Former Sarasota School Board member Eric Robinson asked Foster why she wanted the position, given the pressure and scrutiny that a superintendent in this area receives. Foster highlighted her experience in the district as a principal, and said she loves Sarasota County Schools because it’s been her “whole life.”
“I am fully committed to this district. So if I get the job, I feel that I can move us in that right direction,” she said. “I’m not looking to go anywhere else. I’m fully committed to the community. I’m fully committed to the students, the parents.”
Later, addressing the School Board members, Foster said she had the right “vision” to lead the district. She cited growth at Phillippi Shores IB School, where she served as principal, as evidence of her ability to lead Sarasota Schools.
“I can do that same thing with the district as far as providing that clear vision of the direction of where we want to go, which is to be the premier school district in the state of Florida,” she said.

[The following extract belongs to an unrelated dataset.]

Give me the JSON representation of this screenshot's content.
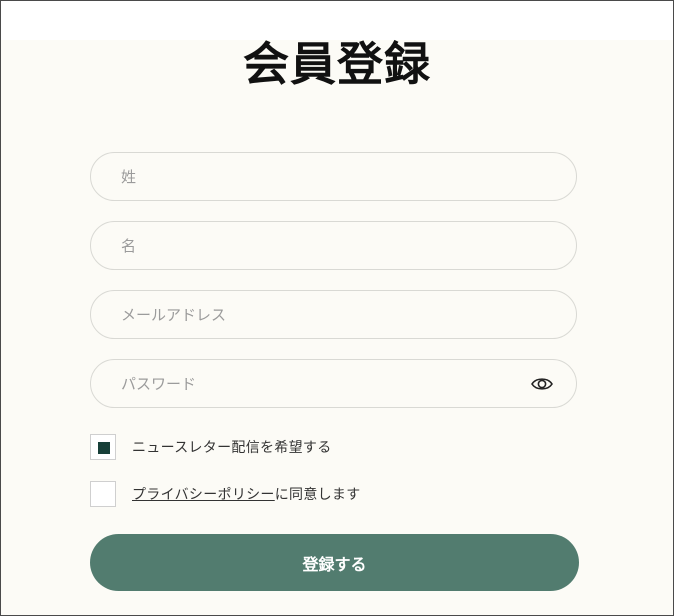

Phillips, the chief information officer for Broward County Public Schools, found a new purpose in life through education following his medical retirement from the Army, he said. He framed himself as a problem solver with experience leading other districts in Kansas City and Broward County to successful learning gains.
Phillips characterized Sarasota County Schools as a “tale of two districts:” one where it’s advertised as an A-rated school district and performing well, and the other where test scores needed to improve and achievement had stagnated.
He said the district should not be looking at exception education students through a “deficit lens,” but rather empowering parents to understand the learning process and engage the district to ensure their student is receiving the right education for their situation.
“It’s not every student, it’s each student,” Phillips said.
Valerie Kammermeier asked Phillips if he supports the use of digital literacy programs and teaching reading over computers. He said programs such as the district uses to teach reading can be useful as long as it does not replace an in-person instructor such as a teacher.
During one of his answers regarding the accurate teaching of history in classrooms, Phillips referenced Florida’s grappling with AP African American History and said it turned into a political issue. He emphasized that he would always follow state statutes, and there should be a way to teach history accurately without infringing on parental rights and values.
“None of these pathways that we just discussed are more important than the other because they all apply to students differently,” he said.
Coming from Broward County, Phillips was asked about what the district had learned since the shooting at Marjory Stoneman Douglas High School in 2018. Phillips emphasized interoperability, or different systems working together, and said he’s a strong believer that every district should have a security operations center that monitors threats across the district.
Robinson asked Phillips about his lack of K-12 classroom experience, and Phillips responded by pointing out his higher education experience. He also said that he’s always been a supporter for classroom teachers through his time in district leadership and that his lack of classroom experience gives him a different perspective and fewer bad habits.
Phillips closed with commentary on accountability and relationships with the school board where he said that he couldn’t be bought in the inside politics of school districts.
“I don’t do deals, and I’m too big to fit into anyone’s pocket,” he said.
During his meeting with the School Board, Phillips said he was the best fit for Sarasota County Schools because he perceived a need for operations-based change, which he said his military and information technology background suited well.